Pharmacokinetics of drugs can be affected by physiologic changes during pregnancy. Our aim was to assess the influence of covariates on tenofovir (TFV) pharmacokinetics in pregnant and postpartum women receiving tenofovir disoproxil fumarate (TDF). Population pharmacokinetic parameter estimates and the influence of covariates were assessed using nonlinear mixed-effects modeling (NONMEM 7.4). Forty-six women had intensive pharmacokinetic evaluations during the second and third trimesters of pregnancy, with another evaluation postpartum. A two-compartment pharmacokinetic model with allometric scaling for body weight and first-order absorption best described the tenofovir plasma concentration data. Apparent oral clearance (CL/F) and volume of distribution at steady state (Vss/F) were increased during pregnancy. Weight, serum creatinine (SCr), pregnancy, albumin, and age were associated with TFV CL/F during univariate assessment, but in the multivariate analysis, changes in CL/F and Vss/F were only associated with increased body weight and enhanced renal function. Due to greater weight and lower SCr during pregnancy, CL/ F was 28% higher during pregnancy than postpartum. In the final model, CL/F (liters per hour) was described as 2.07 x (SCr/0.6)0.65 x weight0.75, with a low between-subject variability (BSV) of 24%. The probability of target attainment (proportion exceeding area under the concentration-time curve of .1.99mg h/ml, the 10th percentile of average TFV exposure for nonpregnant historical controls) was 68%, 80%, 87%, and 93% above the target with 300 mg, 350 mg, 400 mg, and 450mg of TDF, respectively, during pregnancy and 88%, 92%, 96%, and 98% above the target with same doses in postpartum women. Dose adjustment of TDF during pregnancy is not generally warranted, but any modification should be based on weight and renal function. (This study has been registered at ClinicalTrials.gov under identifier NCT00042289.).

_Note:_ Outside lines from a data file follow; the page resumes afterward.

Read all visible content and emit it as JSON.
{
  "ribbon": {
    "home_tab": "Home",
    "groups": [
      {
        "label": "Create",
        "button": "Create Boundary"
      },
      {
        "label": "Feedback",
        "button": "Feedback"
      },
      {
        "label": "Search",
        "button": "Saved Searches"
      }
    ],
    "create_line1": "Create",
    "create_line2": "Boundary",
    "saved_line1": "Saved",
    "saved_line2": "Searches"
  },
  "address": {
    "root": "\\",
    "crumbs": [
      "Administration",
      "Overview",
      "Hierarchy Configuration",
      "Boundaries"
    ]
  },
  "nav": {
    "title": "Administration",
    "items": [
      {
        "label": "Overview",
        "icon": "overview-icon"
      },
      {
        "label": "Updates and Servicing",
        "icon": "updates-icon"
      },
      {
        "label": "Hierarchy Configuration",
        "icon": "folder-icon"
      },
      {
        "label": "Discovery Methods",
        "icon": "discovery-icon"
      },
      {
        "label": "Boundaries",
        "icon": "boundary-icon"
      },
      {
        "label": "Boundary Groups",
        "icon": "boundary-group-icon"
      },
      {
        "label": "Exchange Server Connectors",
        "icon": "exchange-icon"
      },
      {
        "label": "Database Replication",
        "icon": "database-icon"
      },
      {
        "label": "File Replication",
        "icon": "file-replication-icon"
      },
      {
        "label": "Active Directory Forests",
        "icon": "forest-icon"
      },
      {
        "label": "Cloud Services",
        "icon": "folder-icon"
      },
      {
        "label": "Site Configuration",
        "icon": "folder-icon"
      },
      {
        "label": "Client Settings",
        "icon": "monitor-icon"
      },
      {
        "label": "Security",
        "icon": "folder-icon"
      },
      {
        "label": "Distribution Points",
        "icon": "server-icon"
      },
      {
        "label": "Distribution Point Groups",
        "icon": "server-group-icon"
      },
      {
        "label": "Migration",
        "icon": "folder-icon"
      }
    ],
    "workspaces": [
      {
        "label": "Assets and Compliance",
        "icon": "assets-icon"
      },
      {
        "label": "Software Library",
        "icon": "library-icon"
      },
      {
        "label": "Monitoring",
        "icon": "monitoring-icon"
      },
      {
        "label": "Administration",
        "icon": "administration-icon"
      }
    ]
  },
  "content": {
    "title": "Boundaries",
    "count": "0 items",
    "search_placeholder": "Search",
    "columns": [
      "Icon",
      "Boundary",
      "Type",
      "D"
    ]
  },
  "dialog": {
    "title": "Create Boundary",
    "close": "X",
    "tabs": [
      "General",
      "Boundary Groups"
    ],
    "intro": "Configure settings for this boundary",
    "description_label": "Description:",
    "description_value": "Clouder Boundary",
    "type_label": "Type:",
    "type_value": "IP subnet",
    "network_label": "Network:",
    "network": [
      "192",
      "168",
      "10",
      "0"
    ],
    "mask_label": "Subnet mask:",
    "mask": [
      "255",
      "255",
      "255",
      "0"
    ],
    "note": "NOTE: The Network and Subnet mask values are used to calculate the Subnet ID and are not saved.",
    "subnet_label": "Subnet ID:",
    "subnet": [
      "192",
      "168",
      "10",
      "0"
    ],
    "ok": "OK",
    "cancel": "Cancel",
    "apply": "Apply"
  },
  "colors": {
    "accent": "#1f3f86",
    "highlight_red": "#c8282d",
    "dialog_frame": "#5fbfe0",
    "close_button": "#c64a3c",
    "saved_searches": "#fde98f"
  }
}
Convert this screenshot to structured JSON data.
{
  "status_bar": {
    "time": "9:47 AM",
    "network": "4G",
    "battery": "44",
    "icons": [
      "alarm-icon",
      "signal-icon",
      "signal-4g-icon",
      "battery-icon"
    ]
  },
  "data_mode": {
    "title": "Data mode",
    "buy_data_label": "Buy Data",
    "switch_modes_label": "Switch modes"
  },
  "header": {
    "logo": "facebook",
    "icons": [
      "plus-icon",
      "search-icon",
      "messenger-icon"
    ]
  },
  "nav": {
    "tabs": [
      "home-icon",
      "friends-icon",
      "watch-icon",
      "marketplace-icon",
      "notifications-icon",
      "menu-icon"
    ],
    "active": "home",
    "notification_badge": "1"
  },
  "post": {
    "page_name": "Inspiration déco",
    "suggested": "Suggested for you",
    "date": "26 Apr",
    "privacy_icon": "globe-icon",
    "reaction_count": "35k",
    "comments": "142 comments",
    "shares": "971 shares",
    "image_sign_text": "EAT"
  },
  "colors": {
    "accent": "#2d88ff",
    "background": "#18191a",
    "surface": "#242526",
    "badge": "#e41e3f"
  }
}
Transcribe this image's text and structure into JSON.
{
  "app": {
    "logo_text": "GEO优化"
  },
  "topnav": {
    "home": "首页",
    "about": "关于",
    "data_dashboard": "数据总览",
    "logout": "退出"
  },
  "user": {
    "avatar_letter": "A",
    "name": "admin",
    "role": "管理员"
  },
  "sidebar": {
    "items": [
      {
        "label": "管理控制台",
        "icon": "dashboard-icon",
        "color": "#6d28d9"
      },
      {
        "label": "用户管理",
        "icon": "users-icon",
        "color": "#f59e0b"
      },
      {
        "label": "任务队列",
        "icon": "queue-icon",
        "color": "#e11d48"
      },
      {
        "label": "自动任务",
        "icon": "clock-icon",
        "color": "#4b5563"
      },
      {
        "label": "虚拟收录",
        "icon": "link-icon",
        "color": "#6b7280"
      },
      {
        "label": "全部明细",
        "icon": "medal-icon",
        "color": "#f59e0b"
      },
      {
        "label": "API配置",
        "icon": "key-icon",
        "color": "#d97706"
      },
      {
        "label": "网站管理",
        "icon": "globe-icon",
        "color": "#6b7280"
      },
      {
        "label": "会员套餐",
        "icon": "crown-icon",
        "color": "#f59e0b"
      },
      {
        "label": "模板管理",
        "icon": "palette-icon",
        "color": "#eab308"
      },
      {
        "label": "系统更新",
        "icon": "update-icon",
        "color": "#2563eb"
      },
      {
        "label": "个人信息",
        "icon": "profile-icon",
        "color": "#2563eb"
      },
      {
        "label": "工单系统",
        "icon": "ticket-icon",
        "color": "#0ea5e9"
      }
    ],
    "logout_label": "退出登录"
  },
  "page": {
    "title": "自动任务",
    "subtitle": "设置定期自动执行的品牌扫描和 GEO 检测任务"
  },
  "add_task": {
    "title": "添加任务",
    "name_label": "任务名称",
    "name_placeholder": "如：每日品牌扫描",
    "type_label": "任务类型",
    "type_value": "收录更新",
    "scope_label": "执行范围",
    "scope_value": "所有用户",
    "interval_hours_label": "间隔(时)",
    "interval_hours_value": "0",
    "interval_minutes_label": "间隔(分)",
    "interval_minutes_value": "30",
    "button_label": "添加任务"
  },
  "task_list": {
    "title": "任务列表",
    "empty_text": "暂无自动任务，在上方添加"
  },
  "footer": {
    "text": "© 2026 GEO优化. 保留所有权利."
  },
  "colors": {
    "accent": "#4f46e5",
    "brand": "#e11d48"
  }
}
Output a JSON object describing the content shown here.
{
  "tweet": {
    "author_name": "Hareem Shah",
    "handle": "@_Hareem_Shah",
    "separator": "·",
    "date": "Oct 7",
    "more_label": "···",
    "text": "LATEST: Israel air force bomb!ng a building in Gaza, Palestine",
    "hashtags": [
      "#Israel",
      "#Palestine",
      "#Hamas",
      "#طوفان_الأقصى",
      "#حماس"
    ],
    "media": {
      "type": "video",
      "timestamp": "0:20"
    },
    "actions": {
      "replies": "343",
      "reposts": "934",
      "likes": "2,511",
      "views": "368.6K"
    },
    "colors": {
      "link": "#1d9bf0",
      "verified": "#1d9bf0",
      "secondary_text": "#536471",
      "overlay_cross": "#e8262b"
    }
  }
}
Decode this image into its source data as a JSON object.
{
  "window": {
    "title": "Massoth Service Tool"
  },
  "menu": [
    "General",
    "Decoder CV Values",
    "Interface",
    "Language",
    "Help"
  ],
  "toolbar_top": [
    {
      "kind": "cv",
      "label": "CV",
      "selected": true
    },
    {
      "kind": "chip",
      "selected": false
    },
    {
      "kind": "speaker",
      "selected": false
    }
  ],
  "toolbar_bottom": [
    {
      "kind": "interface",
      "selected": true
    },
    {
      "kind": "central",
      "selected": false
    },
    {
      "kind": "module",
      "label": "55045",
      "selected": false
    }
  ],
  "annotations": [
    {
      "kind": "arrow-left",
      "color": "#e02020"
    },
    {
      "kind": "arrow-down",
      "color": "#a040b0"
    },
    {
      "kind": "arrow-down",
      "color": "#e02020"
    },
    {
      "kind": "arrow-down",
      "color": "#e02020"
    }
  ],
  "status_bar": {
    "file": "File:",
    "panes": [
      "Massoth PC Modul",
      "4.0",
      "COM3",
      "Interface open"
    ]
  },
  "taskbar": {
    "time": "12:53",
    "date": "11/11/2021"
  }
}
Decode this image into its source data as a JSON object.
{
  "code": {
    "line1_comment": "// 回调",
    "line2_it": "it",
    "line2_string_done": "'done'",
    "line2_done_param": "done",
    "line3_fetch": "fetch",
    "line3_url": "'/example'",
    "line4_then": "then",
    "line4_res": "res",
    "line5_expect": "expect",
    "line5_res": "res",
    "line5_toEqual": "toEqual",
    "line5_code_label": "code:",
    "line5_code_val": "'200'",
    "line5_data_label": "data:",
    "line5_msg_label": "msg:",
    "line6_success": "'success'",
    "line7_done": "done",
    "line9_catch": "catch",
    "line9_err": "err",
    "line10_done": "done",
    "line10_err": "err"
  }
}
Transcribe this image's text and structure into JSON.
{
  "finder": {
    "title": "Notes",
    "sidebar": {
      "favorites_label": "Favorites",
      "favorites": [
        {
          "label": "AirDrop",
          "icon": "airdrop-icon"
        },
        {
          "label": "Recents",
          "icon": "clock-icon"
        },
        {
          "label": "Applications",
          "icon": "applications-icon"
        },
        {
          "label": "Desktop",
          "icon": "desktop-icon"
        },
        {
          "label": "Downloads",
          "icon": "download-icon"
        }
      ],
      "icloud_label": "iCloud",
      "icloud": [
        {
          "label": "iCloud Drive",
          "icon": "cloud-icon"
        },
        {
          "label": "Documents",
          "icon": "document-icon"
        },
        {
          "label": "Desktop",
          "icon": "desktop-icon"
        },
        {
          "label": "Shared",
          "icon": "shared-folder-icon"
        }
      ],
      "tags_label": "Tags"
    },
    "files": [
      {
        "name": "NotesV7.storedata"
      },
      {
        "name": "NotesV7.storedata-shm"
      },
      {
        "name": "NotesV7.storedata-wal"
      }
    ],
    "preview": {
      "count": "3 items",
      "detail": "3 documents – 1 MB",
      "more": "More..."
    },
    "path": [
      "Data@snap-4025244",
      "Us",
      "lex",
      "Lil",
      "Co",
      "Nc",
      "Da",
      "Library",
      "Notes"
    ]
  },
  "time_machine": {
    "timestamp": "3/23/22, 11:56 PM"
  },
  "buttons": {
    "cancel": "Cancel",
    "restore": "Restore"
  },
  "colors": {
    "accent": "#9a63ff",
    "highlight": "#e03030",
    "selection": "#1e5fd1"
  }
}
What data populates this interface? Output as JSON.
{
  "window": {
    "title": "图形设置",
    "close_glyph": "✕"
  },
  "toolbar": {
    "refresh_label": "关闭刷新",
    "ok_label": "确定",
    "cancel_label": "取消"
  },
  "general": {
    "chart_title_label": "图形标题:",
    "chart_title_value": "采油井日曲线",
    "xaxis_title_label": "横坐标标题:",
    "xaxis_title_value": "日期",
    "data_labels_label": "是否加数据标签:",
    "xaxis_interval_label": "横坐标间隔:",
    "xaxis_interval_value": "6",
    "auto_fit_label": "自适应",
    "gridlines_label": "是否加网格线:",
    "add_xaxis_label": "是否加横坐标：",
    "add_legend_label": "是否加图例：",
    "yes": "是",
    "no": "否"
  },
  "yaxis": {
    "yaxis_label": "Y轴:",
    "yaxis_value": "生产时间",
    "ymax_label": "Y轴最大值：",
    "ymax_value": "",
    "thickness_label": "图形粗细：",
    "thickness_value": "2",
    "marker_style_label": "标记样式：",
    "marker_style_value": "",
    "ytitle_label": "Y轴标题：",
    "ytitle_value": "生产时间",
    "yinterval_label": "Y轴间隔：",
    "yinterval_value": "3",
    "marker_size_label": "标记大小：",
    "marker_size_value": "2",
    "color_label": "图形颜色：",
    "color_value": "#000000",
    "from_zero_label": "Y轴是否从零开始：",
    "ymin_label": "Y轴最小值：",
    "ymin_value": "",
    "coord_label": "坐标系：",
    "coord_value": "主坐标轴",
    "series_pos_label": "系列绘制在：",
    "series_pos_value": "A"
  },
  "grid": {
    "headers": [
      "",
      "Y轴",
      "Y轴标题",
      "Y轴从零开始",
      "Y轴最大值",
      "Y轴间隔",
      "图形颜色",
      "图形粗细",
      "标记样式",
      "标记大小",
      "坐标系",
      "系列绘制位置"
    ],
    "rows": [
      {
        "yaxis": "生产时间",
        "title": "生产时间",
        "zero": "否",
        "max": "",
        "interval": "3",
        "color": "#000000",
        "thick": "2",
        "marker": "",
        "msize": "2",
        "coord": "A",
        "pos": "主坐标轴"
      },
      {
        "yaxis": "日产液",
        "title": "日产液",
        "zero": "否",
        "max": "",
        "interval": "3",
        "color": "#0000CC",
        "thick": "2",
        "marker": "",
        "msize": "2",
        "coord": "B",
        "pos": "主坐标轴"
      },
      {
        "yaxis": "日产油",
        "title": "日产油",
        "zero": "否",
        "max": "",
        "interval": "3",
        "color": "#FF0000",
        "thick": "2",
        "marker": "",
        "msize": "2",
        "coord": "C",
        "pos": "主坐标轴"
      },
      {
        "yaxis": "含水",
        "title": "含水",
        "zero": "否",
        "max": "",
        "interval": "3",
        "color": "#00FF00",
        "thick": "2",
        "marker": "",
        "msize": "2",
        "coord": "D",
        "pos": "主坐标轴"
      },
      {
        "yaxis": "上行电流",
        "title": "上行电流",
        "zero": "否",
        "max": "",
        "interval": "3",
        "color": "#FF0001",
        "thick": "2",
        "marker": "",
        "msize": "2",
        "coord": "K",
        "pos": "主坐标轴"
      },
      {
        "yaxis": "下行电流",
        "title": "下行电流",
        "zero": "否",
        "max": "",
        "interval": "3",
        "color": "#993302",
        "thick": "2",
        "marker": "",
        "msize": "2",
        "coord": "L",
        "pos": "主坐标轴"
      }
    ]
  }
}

- Population pharmacokinetics
- Tenofovir disoproxil fumarate
ASJC Scopus subject areas
- Pharmacology (medical)
- Infectious Diseases